Josh Marshall comments on Rubio and immigration (via Sullivan):

The immigration reform debacle is forcing Rubio to lurch right in a way that makes him look like a guy who has no political core, no principles – just an opportunist.

Rubio’s problem here isn’t that he now wants to emphasize other issues where he and most conservatives agree. Following Rubio’s misjudgment in backing a bad immigration bill that he had to know most conservatives would reject, this is an understandable exercise in damage control. Rubio’s original mistake was to campaign one way–as an anti-amnesty Republican in the primary and general election–and then to make a top priority of the passage of an immigration bill that he would have denounced when he was a candidate.
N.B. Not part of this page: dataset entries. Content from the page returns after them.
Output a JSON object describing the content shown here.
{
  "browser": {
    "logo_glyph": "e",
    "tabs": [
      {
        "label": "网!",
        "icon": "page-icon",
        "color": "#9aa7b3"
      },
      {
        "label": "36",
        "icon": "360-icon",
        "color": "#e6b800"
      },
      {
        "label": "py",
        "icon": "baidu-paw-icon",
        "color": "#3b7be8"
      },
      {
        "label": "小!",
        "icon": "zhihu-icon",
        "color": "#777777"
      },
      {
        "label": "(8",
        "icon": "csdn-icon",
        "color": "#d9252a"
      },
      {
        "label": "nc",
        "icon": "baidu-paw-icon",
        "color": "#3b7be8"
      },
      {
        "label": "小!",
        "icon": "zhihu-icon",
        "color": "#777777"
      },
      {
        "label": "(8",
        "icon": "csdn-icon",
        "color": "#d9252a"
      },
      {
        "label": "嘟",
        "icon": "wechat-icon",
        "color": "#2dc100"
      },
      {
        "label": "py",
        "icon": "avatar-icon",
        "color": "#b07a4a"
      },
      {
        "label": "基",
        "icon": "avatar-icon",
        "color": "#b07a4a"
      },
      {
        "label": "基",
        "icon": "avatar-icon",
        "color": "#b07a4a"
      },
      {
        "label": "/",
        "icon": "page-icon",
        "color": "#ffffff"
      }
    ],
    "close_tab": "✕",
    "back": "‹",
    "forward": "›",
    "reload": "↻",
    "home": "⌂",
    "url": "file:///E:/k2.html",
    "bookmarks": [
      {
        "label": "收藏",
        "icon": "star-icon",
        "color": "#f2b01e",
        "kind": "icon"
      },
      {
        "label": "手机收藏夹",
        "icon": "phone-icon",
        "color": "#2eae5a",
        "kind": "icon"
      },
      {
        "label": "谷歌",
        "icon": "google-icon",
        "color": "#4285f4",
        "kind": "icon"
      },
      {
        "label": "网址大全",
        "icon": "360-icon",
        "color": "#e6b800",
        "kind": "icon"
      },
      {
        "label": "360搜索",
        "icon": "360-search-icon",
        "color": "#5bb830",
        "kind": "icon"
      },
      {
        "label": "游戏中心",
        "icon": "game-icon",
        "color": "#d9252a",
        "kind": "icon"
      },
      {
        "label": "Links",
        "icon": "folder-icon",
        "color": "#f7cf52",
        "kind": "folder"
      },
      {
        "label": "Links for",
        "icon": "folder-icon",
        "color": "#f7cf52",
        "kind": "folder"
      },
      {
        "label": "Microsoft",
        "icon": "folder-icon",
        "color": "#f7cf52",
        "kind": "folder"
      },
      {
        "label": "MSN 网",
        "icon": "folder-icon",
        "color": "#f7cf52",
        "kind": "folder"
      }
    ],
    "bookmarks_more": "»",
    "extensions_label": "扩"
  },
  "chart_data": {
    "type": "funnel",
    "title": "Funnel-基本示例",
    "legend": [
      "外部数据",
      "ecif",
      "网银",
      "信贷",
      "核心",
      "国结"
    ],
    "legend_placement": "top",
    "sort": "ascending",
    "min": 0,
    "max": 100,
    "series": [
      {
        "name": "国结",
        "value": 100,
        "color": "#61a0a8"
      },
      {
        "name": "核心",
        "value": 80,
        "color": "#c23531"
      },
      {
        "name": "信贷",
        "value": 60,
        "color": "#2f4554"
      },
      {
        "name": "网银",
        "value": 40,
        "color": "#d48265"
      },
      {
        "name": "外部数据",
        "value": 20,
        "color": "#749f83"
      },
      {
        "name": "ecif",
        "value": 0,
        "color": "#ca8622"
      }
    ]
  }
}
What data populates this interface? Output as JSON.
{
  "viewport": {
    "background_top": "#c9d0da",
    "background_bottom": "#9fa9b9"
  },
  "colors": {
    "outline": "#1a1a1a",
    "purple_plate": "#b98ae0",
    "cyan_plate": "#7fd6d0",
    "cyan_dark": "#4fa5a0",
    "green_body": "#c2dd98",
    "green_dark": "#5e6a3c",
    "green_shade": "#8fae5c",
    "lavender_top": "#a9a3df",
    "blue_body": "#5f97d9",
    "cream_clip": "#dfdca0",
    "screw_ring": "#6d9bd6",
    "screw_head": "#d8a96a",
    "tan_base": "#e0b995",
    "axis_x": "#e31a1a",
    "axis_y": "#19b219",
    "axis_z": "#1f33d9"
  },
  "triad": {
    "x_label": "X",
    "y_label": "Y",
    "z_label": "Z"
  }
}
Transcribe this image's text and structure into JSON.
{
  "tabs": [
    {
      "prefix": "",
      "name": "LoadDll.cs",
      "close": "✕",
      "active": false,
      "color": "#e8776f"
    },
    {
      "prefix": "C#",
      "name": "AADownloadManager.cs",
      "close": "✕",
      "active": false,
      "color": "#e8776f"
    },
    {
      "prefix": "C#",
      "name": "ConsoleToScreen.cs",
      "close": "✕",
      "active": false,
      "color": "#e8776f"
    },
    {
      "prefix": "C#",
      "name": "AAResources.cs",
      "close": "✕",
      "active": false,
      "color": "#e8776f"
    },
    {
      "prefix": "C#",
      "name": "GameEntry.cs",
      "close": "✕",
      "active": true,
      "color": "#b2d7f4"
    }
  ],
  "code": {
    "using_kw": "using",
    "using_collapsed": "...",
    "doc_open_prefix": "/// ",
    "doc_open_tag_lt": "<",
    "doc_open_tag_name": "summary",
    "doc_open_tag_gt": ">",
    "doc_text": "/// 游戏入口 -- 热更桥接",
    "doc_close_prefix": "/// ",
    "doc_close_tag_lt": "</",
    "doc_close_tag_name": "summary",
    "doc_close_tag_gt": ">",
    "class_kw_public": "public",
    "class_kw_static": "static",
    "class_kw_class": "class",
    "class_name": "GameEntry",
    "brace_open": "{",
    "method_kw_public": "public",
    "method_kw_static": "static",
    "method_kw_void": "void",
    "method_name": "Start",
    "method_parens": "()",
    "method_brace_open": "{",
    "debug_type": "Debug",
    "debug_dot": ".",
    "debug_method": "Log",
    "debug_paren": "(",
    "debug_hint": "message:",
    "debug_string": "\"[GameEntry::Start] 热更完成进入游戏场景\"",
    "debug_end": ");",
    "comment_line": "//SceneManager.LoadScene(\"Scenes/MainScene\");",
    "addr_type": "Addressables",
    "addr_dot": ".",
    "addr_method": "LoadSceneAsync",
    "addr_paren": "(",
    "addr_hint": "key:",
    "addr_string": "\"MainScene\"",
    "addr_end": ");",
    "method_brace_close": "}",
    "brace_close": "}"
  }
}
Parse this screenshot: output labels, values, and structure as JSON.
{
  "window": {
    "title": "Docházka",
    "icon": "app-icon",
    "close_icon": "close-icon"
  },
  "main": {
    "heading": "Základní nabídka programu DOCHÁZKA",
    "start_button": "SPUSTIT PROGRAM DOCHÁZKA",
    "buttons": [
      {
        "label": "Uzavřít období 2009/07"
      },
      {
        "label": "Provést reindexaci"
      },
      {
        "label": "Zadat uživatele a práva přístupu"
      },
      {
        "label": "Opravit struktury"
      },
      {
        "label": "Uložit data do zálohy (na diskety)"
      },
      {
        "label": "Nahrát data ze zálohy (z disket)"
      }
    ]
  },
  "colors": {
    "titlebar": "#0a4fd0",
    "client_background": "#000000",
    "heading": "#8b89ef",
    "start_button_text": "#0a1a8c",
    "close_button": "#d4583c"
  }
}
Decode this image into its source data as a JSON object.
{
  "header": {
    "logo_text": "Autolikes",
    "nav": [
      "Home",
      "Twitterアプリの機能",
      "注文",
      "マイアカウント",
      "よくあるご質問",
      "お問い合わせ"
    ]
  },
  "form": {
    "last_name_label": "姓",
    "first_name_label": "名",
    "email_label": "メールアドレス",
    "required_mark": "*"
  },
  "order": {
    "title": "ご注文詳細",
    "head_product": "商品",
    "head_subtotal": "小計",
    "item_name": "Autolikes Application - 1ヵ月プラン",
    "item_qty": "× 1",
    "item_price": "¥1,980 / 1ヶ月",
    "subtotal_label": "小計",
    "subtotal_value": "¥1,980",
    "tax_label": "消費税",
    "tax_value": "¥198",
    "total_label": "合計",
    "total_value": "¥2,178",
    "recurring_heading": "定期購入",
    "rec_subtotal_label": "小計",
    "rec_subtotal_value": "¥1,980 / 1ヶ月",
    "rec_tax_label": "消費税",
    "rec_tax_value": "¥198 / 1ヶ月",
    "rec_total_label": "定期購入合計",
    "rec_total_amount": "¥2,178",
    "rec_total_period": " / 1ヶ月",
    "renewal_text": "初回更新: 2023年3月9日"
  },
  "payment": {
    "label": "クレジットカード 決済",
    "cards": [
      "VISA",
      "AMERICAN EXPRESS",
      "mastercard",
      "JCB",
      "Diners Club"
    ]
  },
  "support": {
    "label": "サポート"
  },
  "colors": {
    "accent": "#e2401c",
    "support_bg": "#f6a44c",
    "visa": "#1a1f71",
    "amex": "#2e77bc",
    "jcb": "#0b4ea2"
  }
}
My guess is that Rubio was just reverting back to a position on immigration in 2012 and 2013 that he likely held all along, but that means that Rubio’s real opportunism was in taking a position on immigration he didn’t really support in 2010 in order to dupe conservatives in a midterm election into voting for him. The funny thing is that Rubio probably didn’t need to do this. Republican opposition to Crist because of his rank opportunism was intense in 2009 and 2010, and Rubio might have been able to win the nomination and the election without pandering on immigration.

Even more than the substance of the bill, what angers Rubio’s conservative supporters is the sudden reversal that shows how empty Rubio’s words on the subject were and how easily they were conned on this issue by their would-be hero. Oddly enough, Rubio’s overblown reputation as a conservative folk hero after 2010 potentially makes all of this more damaging than it would be otherwise, since this bill is the sort of thing that their idealized Rubio was not supposed to pursue when he went to Washington. If Rubio had been perceived early on for what he was (a Jeb Bush protege and state party fixture), there might have been less enthusiasm for him, but there would have also been a more accurate understanding of what he was likely to do once in office. Rubio wouldn’t be in his current predicament if he hadn’t encouraged activists and pundits to make him into a conservative folk hero. This created mistaken expectations for how Rubio would act in office, and it probably encouraged Rubio to think that he could get away with selling a bad immigration bill to conservative audiences without suffering any significant backlash.